**Data for this exercise**
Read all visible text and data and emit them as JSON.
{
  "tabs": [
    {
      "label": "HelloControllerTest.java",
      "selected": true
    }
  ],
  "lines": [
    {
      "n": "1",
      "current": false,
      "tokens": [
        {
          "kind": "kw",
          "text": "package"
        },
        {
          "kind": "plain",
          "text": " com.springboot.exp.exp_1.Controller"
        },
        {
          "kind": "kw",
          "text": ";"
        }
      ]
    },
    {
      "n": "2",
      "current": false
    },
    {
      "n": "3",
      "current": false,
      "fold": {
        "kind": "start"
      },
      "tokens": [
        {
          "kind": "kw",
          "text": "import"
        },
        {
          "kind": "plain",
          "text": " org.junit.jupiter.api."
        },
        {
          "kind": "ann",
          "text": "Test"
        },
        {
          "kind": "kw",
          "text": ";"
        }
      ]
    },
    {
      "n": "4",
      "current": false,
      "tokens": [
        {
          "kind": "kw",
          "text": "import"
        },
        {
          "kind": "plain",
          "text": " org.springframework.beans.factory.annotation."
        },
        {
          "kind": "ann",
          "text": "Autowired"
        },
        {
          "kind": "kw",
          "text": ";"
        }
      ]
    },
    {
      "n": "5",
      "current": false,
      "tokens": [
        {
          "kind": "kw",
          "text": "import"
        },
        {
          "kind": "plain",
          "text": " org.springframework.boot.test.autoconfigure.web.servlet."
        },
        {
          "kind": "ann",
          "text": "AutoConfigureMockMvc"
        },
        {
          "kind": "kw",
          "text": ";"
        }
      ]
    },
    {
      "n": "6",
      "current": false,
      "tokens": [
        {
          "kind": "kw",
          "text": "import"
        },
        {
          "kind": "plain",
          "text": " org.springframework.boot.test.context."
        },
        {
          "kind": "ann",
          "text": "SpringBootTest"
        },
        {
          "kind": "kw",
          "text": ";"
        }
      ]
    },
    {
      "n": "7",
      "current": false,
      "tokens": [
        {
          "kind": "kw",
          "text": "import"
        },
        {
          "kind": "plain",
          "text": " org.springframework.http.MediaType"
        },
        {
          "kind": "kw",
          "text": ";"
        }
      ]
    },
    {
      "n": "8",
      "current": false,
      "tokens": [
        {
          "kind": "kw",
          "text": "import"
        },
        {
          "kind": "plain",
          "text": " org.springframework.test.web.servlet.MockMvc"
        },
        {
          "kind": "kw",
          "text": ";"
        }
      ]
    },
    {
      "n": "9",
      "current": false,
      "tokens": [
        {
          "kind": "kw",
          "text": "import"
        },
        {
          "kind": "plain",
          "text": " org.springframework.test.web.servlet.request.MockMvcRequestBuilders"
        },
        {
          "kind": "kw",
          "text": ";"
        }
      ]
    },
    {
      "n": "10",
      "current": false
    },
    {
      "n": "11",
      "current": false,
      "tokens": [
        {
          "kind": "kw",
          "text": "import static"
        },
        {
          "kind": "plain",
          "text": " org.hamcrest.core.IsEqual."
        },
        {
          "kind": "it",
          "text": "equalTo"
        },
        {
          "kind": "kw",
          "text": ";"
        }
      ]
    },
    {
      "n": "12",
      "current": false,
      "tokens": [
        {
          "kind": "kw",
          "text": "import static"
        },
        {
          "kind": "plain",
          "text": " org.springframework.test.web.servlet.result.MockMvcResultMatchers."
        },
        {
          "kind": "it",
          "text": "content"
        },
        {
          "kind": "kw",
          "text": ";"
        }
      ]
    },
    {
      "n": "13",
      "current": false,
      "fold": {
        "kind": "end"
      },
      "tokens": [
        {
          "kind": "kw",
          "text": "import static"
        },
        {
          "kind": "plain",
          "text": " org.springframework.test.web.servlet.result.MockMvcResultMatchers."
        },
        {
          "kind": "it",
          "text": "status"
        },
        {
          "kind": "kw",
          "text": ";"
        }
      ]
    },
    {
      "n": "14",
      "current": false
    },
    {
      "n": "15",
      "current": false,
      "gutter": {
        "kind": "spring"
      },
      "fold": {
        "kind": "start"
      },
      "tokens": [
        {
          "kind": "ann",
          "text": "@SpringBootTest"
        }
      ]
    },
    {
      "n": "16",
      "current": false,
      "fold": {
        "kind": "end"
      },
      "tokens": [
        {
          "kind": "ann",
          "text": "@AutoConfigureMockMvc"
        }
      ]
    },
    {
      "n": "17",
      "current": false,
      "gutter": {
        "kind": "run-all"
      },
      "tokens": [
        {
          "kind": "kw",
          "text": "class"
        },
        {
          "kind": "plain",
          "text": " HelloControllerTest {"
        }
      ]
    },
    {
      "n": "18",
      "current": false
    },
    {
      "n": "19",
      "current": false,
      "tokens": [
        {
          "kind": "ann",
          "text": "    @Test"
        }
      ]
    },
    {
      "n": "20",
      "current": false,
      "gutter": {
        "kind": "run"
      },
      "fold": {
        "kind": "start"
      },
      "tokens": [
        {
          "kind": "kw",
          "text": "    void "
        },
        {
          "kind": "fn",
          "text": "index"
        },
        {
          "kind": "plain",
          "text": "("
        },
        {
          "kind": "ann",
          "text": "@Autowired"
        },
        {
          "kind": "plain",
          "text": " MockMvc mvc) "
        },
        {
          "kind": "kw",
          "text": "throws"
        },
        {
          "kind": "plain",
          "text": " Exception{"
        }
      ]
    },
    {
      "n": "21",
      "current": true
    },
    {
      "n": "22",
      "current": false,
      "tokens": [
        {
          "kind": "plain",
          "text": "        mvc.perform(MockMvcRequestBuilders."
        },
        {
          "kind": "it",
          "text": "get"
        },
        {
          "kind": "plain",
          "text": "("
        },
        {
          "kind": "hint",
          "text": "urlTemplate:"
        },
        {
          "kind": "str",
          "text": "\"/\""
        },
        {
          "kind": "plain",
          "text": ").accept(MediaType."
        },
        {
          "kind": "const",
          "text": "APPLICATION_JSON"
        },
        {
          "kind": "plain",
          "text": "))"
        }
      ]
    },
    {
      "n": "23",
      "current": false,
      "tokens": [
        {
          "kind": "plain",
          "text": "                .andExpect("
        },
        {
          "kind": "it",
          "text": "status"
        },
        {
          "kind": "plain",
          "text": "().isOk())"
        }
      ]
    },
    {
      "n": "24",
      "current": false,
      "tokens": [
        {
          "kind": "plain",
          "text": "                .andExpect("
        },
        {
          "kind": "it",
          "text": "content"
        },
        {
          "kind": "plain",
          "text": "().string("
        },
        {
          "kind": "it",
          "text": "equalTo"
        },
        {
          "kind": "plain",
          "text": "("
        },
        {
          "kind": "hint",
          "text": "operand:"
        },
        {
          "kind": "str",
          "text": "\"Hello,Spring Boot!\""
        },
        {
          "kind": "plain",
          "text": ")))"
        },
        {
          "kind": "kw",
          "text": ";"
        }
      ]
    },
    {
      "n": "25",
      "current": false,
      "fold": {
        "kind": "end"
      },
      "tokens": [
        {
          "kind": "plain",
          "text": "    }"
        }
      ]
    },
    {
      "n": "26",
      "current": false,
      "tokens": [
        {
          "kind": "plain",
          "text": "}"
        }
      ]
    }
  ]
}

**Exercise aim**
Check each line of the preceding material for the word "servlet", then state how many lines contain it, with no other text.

**Problem solution**
5